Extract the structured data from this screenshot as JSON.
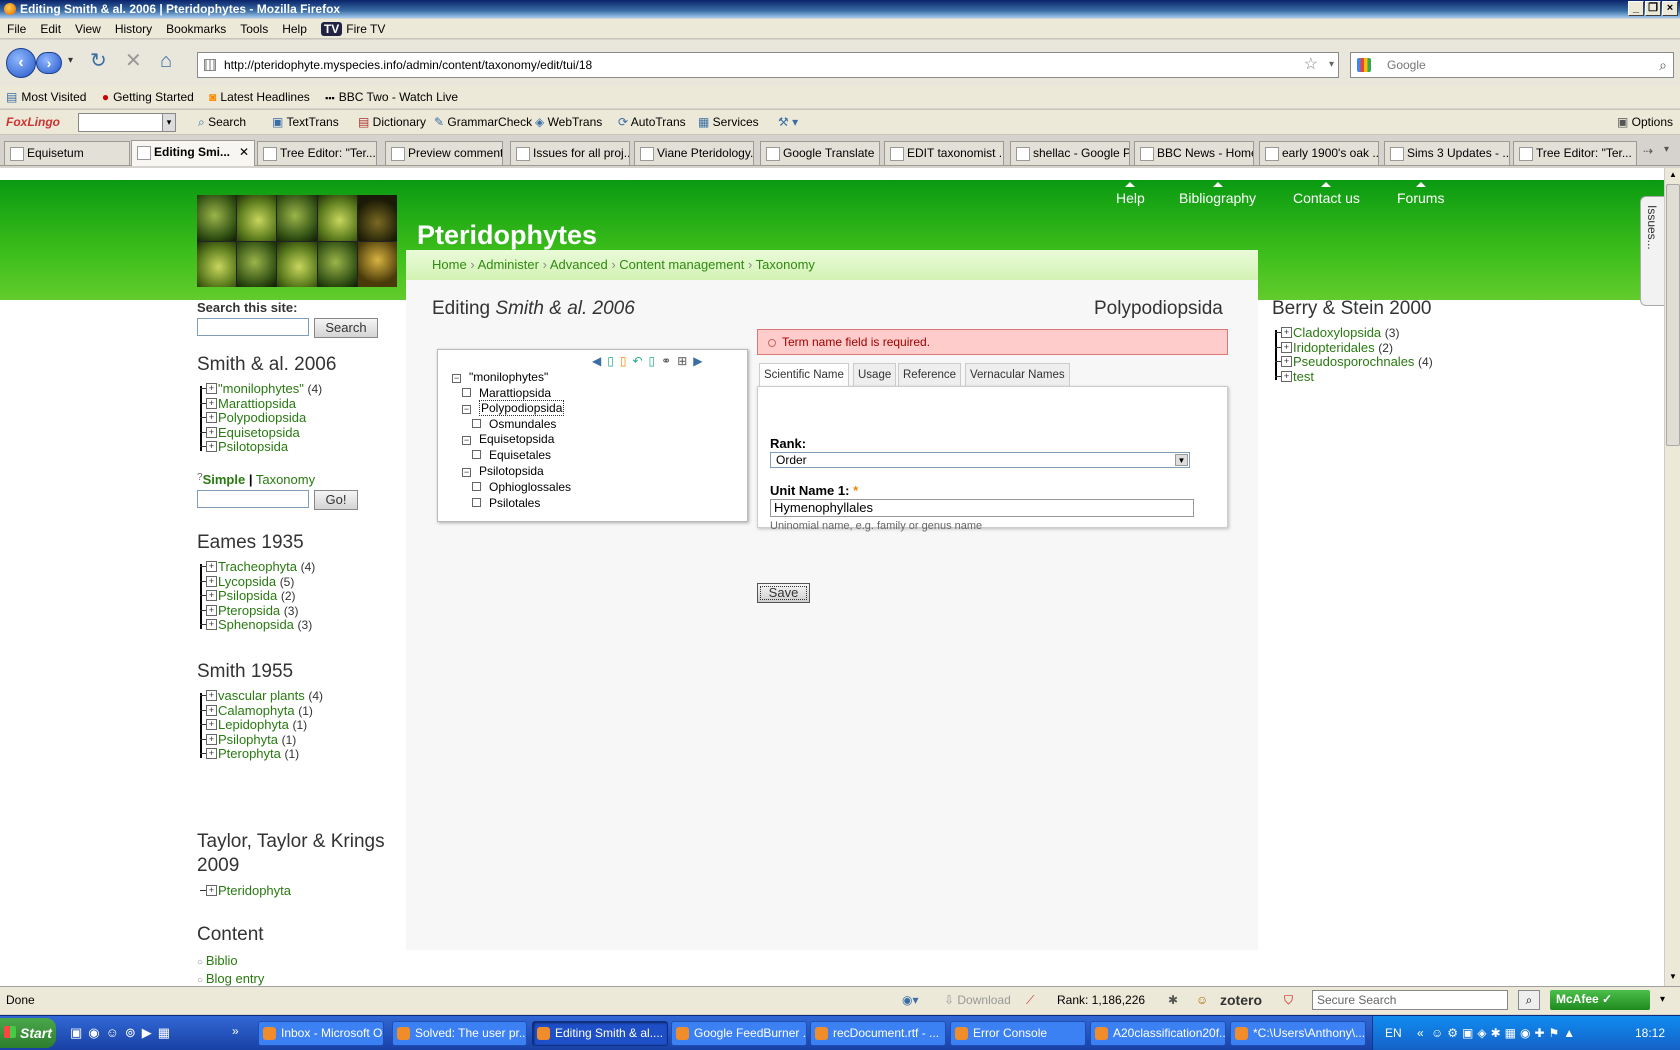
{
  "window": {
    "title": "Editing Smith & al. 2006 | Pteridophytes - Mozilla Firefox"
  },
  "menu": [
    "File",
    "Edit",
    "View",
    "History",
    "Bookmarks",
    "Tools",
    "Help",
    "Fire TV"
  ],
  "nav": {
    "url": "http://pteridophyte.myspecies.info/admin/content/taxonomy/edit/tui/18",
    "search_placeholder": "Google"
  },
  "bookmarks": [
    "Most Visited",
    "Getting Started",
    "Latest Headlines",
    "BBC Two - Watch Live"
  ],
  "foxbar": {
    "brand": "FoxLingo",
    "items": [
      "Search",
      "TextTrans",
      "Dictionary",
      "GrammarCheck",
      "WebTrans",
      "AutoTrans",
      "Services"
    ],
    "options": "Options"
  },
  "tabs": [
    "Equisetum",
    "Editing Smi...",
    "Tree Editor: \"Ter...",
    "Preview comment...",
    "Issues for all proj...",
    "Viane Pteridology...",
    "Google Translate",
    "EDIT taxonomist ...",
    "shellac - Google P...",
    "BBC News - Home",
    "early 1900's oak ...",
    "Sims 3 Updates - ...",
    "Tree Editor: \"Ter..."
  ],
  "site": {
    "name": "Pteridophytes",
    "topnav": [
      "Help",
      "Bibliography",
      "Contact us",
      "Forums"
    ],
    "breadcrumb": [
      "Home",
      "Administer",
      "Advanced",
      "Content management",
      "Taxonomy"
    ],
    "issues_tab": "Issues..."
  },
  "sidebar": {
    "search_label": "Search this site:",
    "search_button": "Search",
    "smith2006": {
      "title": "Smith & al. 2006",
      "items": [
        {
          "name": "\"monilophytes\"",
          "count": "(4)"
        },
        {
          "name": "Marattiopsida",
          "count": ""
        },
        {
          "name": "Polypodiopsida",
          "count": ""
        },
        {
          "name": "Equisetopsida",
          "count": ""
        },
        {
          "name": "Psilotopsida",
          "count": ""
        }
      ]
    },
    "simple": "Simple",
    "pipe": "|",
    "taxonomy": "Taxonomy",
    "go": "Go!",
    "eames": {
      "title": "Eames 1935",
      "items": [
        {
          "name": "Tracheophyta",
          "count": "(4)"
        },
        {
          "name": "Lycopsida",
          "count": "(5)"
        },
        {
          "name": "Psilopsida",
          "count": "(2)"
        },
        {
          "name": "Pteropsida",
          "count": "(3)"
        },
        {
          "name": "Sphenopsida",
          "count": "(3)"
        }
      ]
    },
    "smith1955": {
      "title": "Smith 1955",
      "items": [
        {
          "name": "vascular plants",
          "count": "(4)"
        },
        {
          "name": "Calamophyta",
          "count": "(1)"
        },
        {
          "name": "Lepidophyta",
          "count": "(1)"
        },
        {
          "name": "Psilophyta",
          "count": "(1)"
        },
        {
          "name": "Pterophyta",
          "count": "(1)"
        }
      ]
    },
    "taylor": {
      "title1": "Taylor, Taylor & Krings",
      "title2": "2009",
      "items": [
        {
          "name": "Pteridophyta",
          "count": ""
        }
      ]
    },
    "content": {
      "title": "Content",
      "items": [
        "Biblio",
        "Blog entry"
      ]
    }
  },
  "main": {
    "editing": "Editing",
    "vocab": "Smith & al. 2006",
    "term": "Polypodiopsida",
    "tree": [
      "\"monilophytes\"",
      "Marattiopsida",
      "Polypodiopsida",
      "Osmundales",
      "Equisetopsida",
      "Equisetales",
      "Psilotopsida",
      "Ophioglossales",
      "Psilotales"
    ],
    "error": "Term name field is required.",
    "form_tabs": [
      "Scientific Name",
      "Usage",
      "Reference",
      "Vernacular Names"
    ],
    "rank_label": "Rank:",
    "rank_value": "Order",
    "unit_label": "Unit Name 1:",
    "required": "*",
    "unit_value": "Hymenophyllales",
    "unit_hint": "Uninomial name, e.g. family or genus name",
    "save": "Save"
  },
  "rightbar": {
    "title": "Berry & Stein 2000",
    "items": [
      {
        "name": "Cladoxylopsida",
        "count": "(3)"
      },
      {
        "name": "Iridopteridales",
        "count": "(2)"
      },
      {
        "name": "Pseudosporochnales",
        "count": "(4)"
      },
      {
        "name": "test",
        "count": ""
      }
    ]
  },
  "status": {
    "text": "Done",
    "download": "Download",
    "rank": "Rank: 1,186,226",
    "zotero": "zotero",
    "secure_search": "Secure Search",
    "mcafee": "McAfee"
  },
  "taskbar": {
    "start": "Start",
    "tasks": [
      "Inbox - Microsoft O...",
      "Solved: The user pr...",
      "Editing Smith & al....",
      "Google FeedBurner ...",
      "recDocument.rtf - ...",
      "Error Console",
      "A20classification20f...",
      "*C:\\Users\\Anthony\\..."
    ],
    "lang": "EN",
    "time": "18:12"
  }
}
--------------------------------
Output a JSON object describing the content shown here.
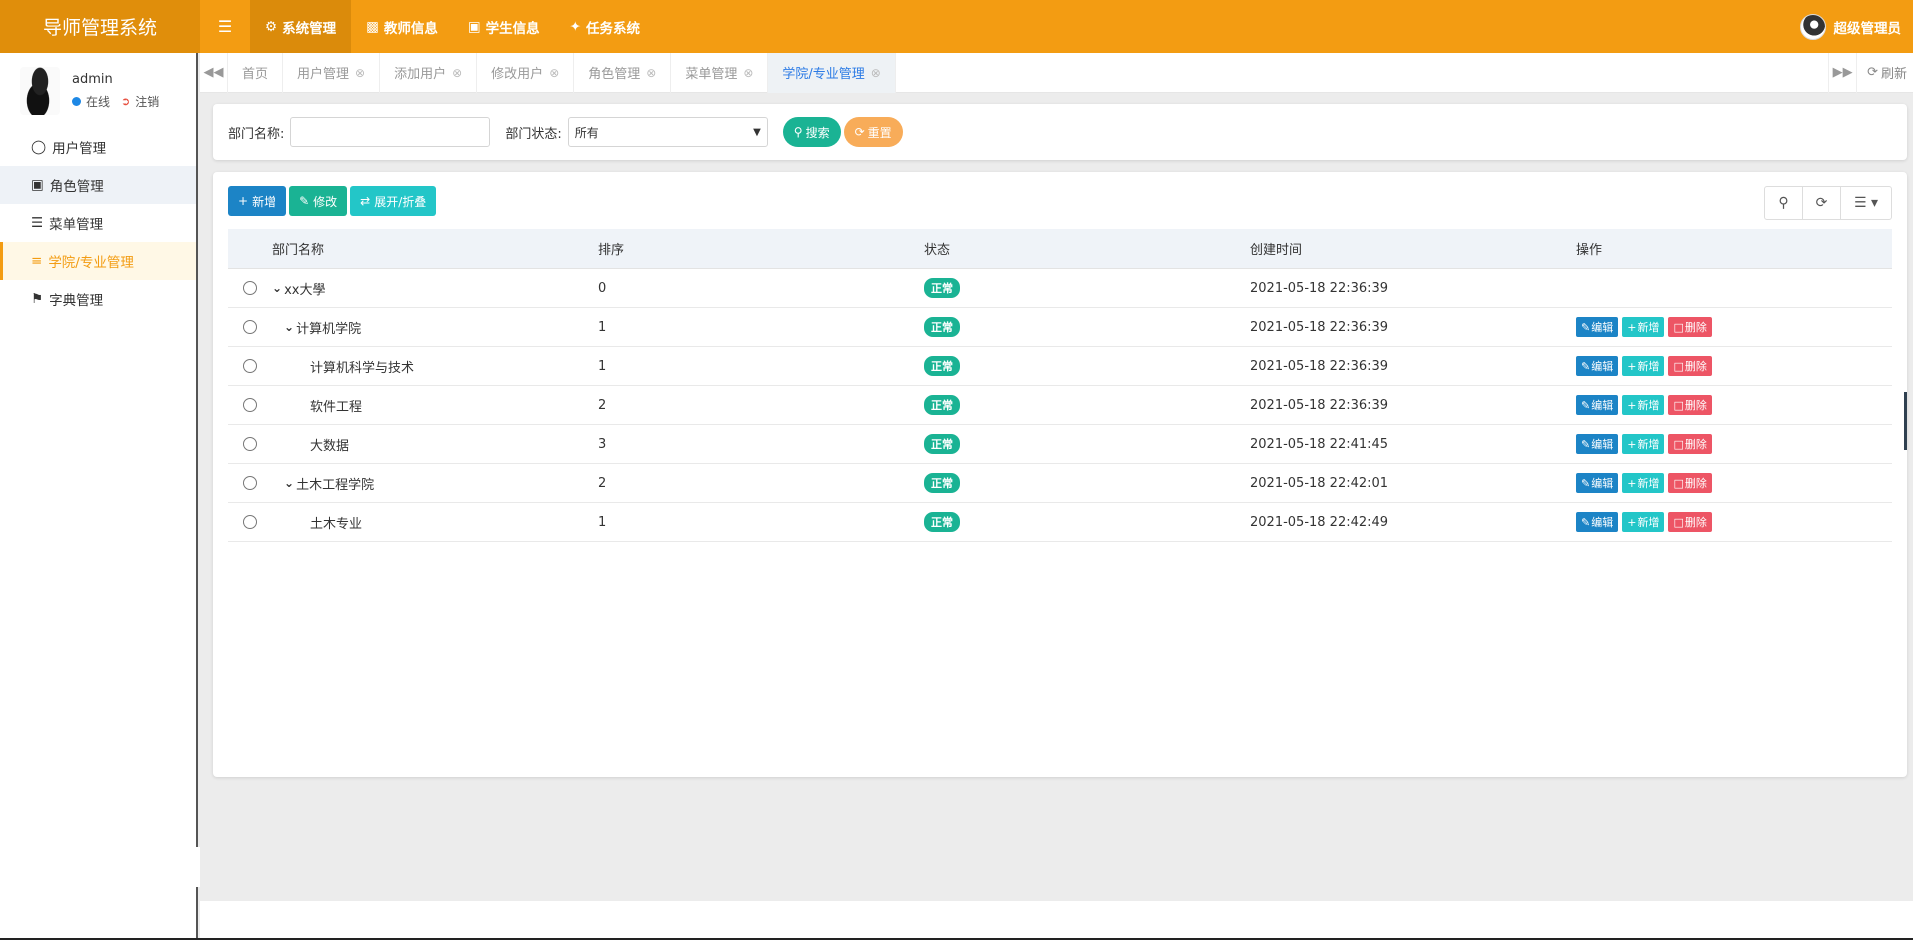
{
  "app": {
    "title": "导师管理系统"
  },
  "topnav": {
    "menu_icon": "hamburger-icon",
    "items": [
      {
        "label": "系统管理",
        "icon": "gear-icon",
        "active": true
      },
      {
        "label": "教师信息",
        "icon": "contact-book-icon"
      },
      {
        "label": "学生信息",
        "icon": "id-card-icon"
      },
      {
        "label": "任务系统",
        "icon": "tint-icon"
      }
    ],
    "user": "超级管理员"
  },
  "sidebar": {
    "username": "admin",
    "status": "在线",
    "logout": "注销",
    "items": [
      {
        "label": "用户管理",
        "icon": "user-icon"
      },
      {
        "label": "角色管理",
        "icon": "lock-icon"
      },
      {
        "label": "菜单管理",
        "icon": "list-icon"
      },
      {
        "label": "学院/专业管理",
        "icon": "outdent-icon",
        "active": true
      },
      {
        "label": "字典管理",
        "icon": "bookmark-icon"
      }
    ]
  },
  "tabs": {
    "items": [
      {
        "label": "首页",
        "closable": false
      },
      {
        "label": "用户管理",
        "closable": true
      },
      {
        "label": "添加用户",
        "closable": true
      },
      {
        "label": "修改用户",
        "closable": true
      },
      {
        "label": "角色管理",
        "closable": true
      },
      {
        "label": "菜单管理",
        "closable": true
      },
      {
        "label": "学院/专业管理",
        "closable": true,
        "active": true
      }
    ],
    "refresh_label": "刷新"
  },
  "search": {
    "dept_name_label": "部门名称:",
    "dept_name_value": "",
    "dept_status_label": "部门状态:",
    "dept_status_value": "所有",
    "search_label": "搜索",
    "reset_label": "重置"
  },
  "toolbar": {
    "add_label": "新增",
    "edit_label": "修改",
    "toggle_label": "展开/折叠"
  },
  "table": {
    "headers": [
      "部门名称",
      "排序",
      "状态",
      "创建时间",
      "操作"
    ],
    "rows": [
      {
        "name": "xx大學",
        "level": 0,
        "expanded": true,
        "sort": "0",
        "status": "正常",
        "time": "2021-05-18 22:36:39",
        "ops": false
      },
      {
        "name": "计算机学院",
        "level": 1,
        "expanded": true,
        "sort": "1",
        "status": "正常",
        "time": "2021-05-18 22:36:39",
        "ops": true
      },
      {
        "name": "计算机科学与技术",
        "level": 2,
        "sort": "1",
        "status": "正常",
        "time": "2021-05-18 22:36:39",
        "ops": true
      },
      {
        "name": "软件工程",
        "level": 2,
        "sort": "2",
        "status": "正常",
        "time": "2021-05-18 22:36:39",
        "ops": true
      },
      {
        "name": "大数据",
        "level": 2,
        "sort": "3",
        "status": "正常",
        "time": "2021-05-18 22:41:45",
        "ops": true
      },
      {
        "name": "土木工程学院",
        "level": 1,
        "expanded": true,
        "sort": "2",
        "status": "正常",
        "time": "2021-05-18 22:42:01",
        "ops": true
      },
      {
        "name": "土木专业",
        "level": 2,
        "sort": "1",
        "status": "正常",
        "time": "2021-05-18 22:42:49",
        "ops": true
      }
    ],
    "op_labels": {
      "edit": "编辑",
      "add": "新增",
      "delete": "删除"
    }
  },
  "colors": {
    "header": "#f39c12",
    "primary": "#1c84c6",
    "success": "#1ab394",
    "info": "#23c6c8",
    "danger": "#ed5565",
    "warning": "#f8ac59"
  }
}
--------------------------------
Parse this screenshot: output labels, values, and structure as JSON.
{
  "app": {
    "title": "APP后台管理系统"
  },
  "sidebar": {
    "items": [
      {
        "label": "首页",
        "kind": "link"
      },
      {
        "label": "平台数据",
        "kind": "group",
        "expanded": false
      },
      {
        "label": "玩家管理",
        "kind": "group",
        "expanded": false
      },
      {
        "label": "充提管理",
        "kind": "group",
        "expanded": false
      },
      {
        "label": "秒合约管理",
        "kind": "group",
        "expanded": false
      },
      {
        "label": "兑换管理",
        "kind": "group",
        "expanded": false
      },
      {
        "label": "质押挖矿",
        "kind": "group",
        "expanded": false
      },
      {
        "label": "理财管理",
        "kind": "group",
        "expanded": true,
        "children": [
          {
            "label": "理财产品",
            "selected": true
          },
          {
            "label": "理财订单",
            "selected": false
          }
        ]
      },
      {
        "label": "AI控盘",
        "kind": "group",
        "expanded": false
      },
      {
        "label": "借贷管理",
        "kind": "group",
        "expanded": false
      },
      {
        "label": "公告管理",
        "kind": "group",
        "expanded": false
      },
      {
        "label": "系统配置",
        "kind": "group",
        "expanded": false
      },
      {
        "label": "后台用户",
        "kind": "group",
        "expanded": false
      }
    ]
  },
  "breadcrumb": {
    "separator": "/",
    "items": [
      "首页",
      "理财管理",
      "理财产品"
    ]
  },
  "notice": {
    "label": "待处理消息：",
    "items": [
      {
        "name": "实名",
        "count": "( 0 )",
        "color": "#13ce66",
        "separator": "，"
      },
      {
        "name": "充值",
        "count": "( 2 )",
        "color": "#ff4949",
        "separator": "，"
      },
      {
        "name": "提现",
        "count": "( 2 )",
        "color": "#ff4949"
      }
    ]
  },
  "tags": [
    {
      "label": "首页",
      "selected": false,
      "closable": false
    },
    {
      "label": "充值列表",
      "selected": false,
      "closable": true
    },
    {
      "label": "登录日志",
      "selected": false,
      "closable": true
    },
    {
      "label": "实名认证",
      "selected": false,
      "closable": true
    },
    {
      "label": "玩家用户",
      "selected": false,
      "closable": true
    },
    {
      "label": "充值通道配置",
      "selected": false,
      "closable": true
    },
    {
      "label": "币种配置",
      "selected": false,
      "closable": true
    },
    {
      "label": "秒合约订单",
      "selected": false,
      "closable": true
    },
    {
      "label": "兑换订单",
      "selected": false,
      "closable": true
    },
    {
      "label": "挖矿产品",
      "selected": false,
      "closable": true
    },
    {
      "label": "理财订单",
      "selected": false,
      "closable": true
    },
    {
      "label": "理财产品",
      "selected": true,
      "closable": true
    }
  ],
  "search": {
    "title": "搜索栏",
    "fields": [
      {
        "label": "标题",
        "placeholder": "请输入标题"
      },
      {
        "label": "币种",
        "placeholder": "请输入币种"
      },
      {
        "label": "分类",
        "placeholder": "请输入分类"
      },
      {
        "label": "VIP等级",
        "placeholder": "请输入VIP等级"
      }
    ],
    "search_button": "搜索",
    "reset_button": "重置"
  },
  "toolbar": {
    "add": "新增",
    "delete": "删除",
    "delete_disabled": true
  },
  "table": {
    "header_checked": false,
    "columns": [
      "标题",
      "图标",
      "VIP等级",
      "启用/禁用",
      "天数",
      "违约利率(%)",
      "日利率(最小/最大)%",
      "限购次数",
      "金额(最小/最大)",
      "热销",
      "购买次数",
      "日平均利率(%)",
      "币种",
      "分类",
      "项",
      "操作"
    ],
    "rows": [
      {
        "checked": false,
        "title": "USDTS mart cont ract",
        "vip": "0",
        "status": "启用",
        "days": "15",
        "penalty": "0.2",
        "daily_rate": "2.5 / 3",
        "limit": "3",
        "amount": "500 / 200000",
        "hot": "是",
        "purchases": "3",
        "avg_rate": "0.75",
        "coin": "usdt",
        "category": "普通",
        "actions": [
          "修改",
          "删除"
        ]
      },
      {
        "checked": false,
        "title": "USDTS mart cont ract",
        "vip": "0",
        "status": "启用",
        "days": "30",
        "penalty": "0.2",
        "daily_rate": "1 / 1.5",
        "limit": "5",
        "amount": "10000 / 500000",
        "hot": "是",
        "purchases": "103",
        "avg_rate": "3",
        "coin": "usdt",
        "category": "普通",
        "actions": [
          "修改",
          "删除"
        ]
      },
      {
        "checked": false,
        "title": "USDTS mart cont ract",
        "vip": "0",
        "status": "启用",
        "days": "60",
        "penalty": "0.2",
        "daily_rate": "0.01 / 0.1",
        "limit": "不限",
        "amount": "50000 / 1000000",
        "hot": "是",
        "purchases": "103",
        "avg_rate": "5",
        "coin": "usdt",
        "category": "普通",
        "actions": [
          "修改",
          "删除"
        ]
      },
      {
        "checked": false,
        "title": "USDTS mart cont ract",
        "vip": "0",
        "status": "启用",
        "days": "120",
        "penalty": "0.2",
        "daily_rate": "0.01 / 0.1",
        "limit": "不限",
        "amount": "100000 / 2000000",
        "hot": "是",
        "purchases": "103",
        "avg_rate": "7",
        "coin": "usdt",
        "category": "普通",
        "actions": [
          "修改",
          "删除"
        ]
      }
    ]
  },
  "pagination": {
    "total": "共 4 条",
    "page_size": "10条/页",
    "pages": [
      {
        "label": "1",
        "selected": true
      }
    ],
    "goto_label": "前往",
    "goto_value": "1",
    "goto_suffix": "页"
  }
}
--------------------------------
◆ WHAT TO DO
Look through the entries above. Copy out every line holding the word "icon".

◆ SOLVED PROBLEM
    "menu_icon": "hamburger-icon",
        "icon": "gear-icon",
        "icon": "contact-book-icon"
        "icon": "id-card-icon"
        "icon": "tint-icon"
        "icon": "user-icon"
        "icon": "lock-icon"
        "icon": "list-icon"
        "icon": "outdent-icon",
        "icon": "bookmark-icon"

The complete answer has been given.